+++ Exercise materials

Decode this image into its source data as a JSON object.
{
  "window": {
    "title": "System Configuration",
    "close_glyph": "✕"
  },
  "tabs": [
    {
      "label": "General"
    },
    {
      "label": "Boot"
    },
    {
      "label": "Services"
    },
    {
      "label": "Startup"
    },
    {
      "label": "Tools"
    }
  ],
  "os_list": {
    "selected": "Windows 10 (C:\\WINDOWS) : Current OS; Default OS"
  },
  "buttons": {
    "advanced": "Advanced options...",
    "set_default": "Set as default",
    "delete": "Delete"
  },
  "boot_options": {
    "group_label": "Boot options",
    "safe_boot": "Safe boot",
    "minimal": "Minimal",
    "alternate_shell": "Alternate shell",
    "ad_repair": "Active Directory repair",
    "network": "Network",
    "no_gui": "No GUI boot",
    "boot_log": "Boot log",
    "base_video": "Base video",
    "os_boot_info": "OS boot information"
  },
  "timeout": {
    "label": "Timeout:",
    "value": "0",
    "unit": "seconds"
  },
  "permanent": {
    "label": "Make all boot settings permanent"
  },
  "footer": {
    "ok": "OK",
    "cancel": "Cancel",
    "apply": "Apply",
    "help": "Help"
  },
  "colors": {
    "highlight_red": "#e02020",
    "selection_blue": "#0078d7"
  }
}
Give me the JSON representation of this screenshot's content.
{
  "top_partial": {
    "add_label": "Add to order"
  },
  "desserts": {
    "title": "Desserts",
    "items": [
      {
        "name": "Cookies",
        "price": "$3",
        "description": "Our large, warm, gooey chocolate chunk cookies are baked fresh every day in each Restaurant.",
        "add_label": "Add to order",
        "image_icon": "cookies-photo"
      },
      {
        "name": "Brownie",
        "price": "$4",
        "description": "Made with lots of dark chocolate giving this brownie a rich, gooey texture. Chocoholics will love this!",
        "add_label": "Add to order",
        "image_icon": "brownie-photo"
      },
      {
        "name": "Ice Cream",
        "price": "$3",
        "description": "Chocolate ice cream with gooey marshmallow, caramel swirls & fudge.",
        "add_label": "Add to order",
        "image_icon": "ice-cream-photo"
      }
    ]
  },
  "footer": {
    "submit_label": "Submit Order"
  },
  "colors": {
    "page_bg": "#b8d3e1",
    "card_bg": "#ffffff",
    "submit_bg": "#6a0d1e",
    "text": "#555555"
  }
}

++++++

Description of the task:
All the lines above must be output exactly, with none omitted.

Problem solution:
Decode this image into its source data as a JSON object.
{
  "window": {
    "title": "System Configuration",
    "close_glyph": "✕"
  },
  "tabs": [
    {
      "label": "General"
    },
    {
      "label": "Boot"
    },
    {
      "label": "Services"
    },
    {
      "label": "Startup"
    },
    {
      "label": "Tools"
    }
  ],
  "os_list": {
    "selected": "Windows 10 (C:\\WINDOWS) : Current OS; Default OS"
  },
  "buttons": {
    "advanced": "Advanced options...",
    "set_default": "Set as default",
    "delete": "Delete"
  },
  "boot_options": {
    "group_label": "Boot options",
    "safe_boot": "Safe boot",
    "minimal": "Minimal",
    "alternate_shell": "Alternate shell",
    "ad_repair": "Active Directory repair",
    "network": "Network",
    "no_gui": "No GUI boot",
    "boot_log": "Boot log",
    "base_video": "Base video",
    "os_boot_info": "OS boot information"
  },
  "timeout": {
    "label": "Timeout:",
    "value": "0",
    "unit": "seconds"
  },
  "permanent": {
    "label": "Make all boot settings permanent"
  },
  "footer": {
    "ok": "OK",
    "cancel": "Cancel",
    "apply": "Apply",
    "help": "Help"
  },
  "colors": {
    "highlight_red": "#e02020",
    "selection_blue": "#0078d7"
  }
}
Give me the JSON representation of this screenshot's content.
{
  "top_partial": {
    "add_label": "Add to order"
  },
  "desserts": {
    "title": "Desserts",
    "items": [
      {
        "name": "Cookies",
        "price": "$3",
        "description": "Our large, warm, gooey chocolate chunk cookies are baked fresh every day in each Restaurant.",
        "add_label": "Add to order",
        "image_icon": "cookies-photo"
      },
      {
        "name": "Brownie",
        "price": "$4",
        "description": "Made with lots of dark chocolate giving this brownie a rich, gooey texture. Chocoholics will love this!",
        "add_label": "Add to order",
        "image_icon": "brownie-photo"
      },
      {
        "name": "Ice Cream",
        "price": "$3",
        "description": "Chocolate ice cream with gooey marshmallow, caramel swirls & fudge.",
        "add_label": "Add to order",
        "image_icon": "ice-cream-photo"
      }
    ]
  },
  "footer": {
    "submit_label": "Submit Order"
  },
  "colors": {
    "page_bg": "#b8d3e1",
    "card_bg": "#ffffff",
    "submit_bg": "#6a0d1e",
    "text": "#555555"
  }
}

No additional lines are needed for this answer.